Nanomaterial identification of powders: comparing volume specific surface area, X-ray diffraction and scanning electron microscopy methods

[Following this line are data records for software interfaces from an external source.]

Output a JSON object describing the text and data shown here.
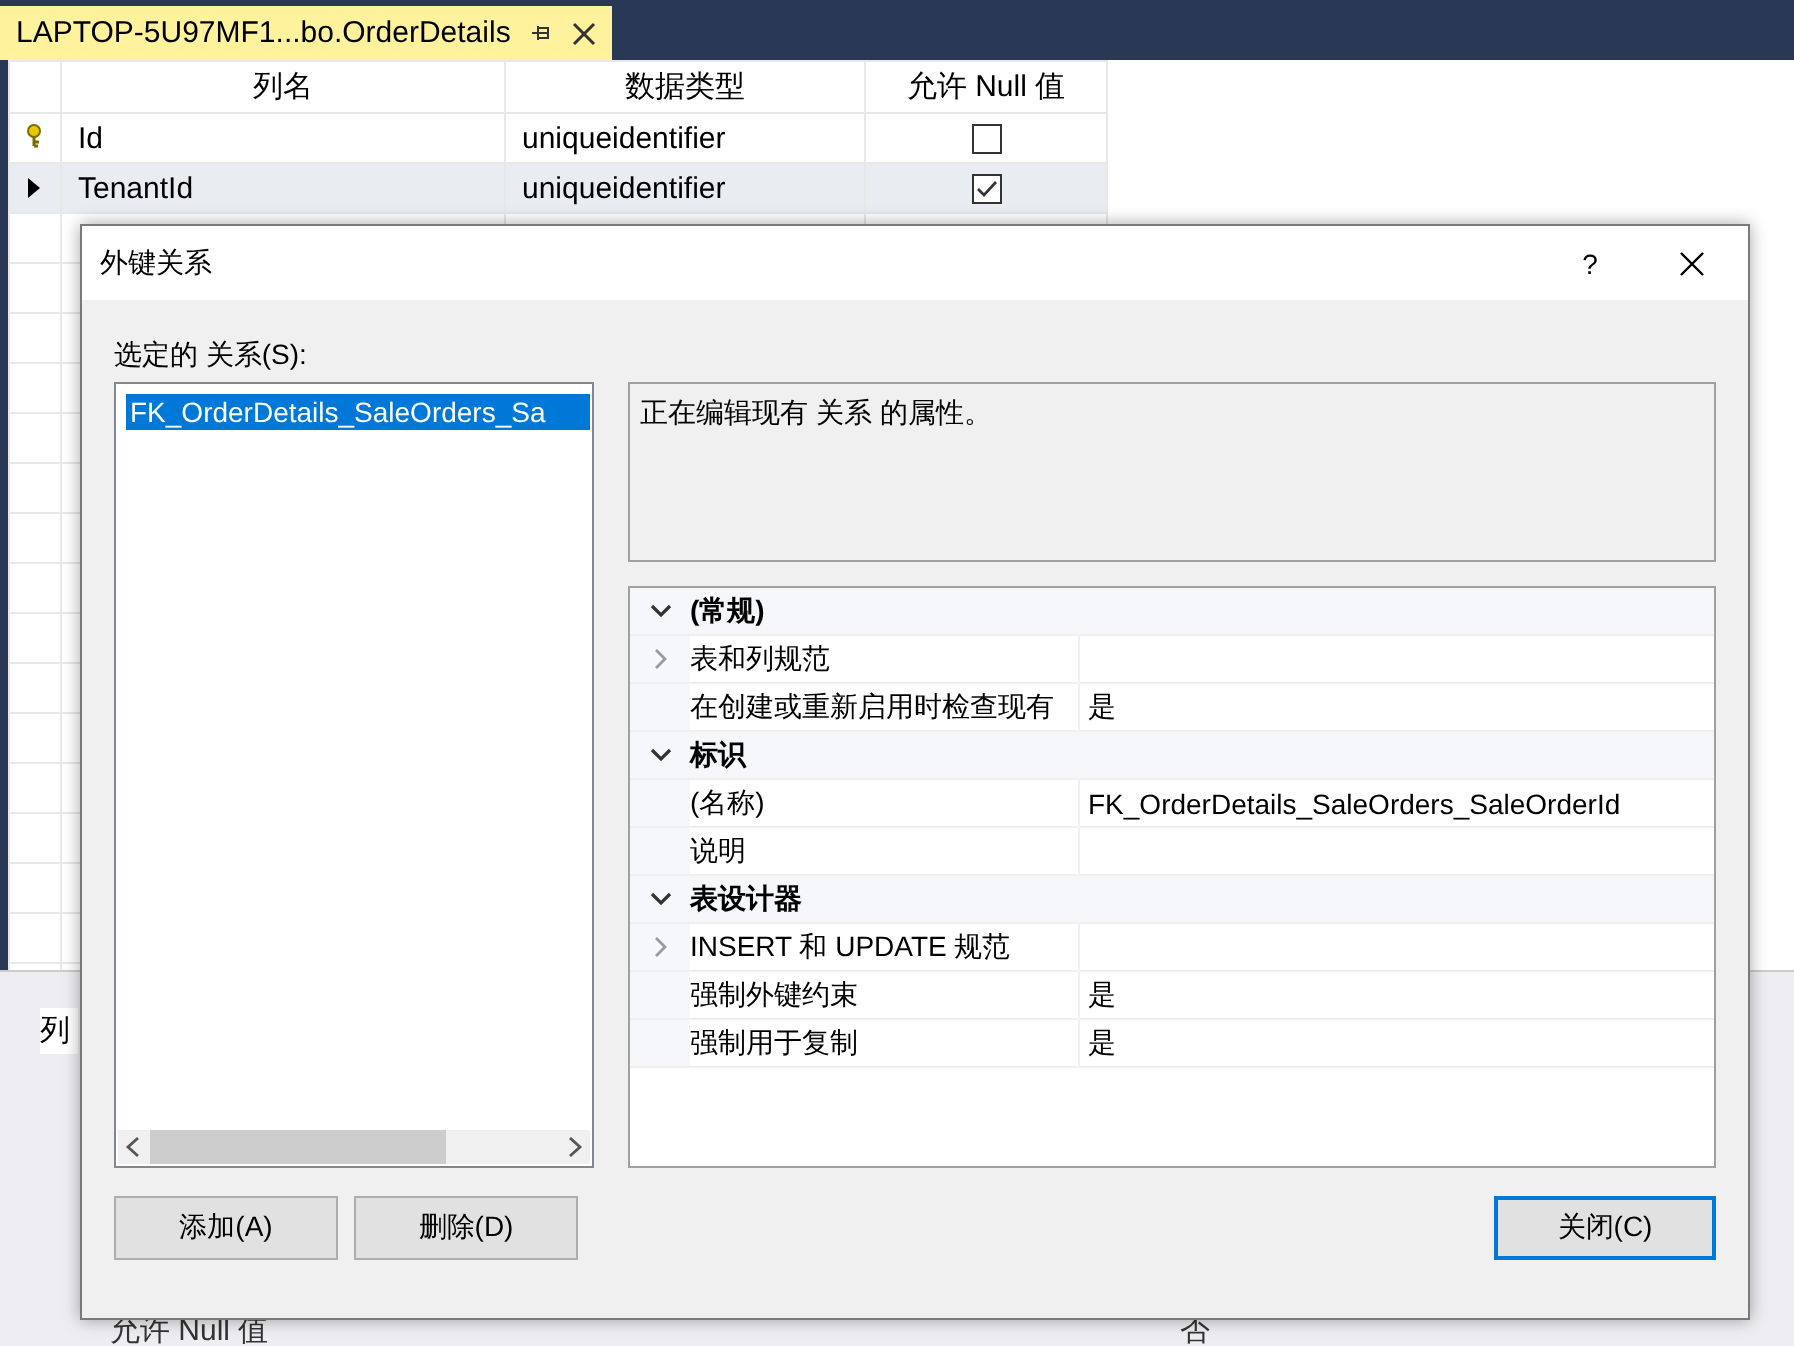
{
  "editor_tab": {
    "title": "LAPTOP-5U97MF1...bo.OrderDetails"
  },
  "table": {
    "columns": [
      "列名",
      "数据类型",
      "允许 Null 值"
    ],
    "rows": [
      {
        "name": "Id",
        "type": "uniqueidentifier",
        "allow_null": false,
        "primary_key": true,
        "selected": false
      },
      {
        "name": "TenantId",
        "type": "uniqueidentifier",
        "allow_null": true,
        "primary_key": false,
        "selected": true
      }
    ]
  },
  "properties_pane": {
    "tab": "列",
    "row": {
      "name": "允许 Null 值",
      "value": "否"
    }
  },
  "dialog": {
    "title": "外键关系",
    "help": "?",
    "list_label": "选定的 关系(S):",
    "relationships": [
      {
        "name": "FK_OrderDetails_SaleOrders_Sa",
        "selected": true
      }
    ],
    "description": "正在编辑现有 关系 的属性。",
    "categories": [
      {
        "label": "(常规)",
        "expanded": true,
        "children": [
          {
            "label": "表和列规范",
            "collapsed": true
          },
          {
            "label": "在创建或重新启用时检查现有",
            "value": "是",
            "collapsed": false
          }
        ]
      },
      {
        "label": "标识",
        "expanded": true,
        "children": [
          {
            "label": "(名称)",
            "value": "FK_OrderDetails_SaleOrders_SaleOrderId",
            "collapsed": false
          },
          {
            "label": "说明",
            "collapsed": false
          }
        ]
      },
      {
        "label": "表设计器",
        "expanded": true,
        "children": [
          {
            "label": "INSERT 和 UPDATE 规范",
            "collapsed": true
          },
          {
            "label": "强制外键约束",
            "value": "是",
            "collapsed": false
          },
          {
            "label": "强制用于复制",
            "value": "是",
            "collapsed": false
          }
        ]
      }
    ],
    "buttons": [
      {
        "label": "添加(A)"
      },
      {
        "label": "删除(D)"
      }
    ],
    "close_button": {
      "label": "关闭(C)",
      "focused": true
    }
  }
}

Nanomaterials in powder forms are widely produced and used in numerous applications. Nanomaterial identification is a growing concern for several areas encountering these substances. The current reference criterion of the European Commission (EC) for nanoparticle identification is the number size distribution of the constituent particles. One example of how the latter can be obtained is by the electron microscopy (EM) method. However, this method is not widely available and is time-consuming to perform and use for analysis. Alternative methods, such as the volume specific surface area (VSSA), also allow nanomaterial identification. The VSSA is the product of the external specific surface area of the powder and its skeletal density, and appears to be adapted more specifically for powders. The techniques required to measure the two parameters used to calculate the VSSA are more widely available than EM, but sample preparation can be delicate. Furthermore, deeper evaluation of the reliability of VSSA for nanomaterial classification as well as a more detailed characterization methodology for its implementation and discussion about the relative merits of this method versus EM are still necessary. Here, we determined, through a detailed and operational characterization strategy, the VSSA for seven metal oxide powders (4 TiO2, 1 SiO2, and 2 CaCO3) and an activated carbon, with all of them produced on an industrial scale. These eight samples covered a range of constituent particle sizes between 10 nm and 18 μm. Equivalent particle sizes determined by the VSSA, X-ray diffraction (XRD) (another method giving access to an equivalent particle size and integrated into our characterization methodology) and scanning electron microscopy (SEM) (reference method) were compared. The results showed that the VSSA can robustly identify nanomaterials in the form of powders (−12% mean bias on equivalent particle sizes relative to SEM).